- 6pm at Community Beer Works' new location at 520 7th Street
- Poetry
- Author remarks
- Q&A
- Music
- Awesome beer

About Bruce Fisher and Where The Streets Are Paved With Rust:

Bruce Fisher is a provocative, literate essayist with a resume in national politics and policy who has made the American Great Lakes region — the Rust Belt — his focus as a researcher, activist, and writer. He’s a passionate participant, which has made him a valued colleague, as when he served on President-elect Obama’s Urban Policy Advisory Committee, and also an outlier in his frequent media appearances on Huffington Post TV, National Public Radio, and local network affiliates.

In these essays about Rust Belt communities, Fisher carefully but vigorously challenges. He tackles real-estate developers; knocks liberals who won’t embrace metro government; excoriates conservatives for their racist code-words; nudges us to revisit the debate between Heidegger and Cassirer; and explains the brilliance of streetcars and urban wildlife, the persistence of black male workforce exclusion, the centrality of water quality, and many other issues that shape cities. Fisher takes deep dives into data, scholarship, and history — as he does nearly weekly for The Public, Western New York’s leading independent weekly newspaper.

Fisher returned to writing after advising two presidential and numerous congressional campaigns, a Supreme Court nomination fight and many Washington policy battles, and more than a dozen years in public service. The chair of the Canadian Urban Institute called his 2012 essay collection Borderland: Essays from the US-Canadian Divide “a must read for anybody concerned about the fate of Great Lakes cities on both sides of the 49th parallel,” but the Buffalo News accused him of “chest-thumping” even while praising his innovative prose technique and calling the book “a compelling argument for the importance of small places.”
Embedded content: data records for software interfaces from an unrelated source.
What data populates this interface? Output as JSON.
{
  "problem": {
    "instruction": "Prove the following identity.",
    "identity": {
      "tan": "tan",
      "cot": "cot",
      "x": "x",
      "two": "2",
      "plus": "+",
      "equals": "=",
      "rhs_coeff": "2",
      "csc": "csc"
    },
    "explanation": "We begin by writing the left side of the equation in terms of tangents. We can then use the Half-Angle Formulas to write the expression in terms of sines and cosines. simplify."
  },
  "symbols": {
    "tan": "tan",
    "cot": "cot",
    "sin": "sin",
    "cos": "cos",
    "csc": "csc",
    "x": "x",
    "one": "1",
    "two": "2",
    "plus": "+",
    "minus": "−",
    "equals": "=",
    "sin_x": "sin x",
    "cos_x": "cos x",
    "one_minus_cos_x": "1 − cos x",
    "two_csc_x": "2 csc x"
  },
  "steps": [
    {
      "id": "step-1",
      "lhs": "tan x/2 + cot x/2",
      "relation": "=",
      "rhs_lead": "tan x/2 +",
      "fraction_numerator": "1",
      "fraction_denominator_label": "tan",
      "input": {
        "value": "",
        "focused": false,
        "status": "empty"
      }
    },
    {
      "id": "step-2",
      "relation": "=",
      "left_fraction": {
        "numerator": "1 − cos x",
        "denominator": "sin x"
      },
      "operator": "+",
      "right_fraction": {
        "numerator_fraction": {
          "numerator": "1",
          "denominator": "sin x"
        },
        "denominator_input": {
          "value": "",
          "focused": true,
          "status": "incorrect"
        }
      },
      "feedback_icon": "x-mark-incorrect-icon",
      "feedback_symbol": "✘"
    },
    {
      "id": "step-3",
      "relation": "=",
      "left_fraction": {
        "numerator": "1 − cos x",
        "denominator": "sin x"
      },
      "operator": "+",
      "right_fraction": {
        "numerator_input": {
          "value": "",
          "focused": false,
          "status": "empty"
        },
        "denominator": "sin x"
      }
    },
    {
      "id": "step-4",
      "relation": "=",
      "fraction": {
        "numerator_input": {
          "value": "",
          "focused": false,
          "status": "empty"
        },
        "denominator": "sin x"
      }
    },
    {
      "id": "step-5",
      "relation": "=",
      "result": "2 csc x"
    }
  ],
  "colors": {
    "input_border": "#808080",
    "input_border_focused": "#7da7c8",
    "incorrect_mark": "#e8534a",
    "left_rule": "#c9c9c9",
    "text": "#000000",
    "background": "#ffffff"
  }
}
Fisher’s essay “Flat at dawn and twilight,” about the practice of sculling on the Niagara, won the 2007 Dzanc Books Best of the Web award, and gives us a glimpse of what to expect in Volume 2 of this two-volume collection — essays that explore more about the religious, cultural, and symbolic dimensions of communities struggling to define themselves in time and space. Fisher’s scope is broad, he wears his erudition lightly, and his work is ever about crossing boundaries — in celebration of what’s to be found across the line.

About The Public Books and Foundlings Press:

The Public Books, an imprint of Foundlings Press, is the book publishing arm of The Public newspaper, launched in 2014 and to present the smartest thinking on the whole spectrum of Western New York culture, from politics to film, from books to visual arts, from music to food and drink and more.

Foundlings Press is an independent publishing partnership based in Buffalo, NY. Since its beginnings as a biannual print poetry magazine in 2015, the press has sought to publish the best writing and to promote the best writers — to publish work that throws off heat to warm the living today and light to guide the readers of tomorrow.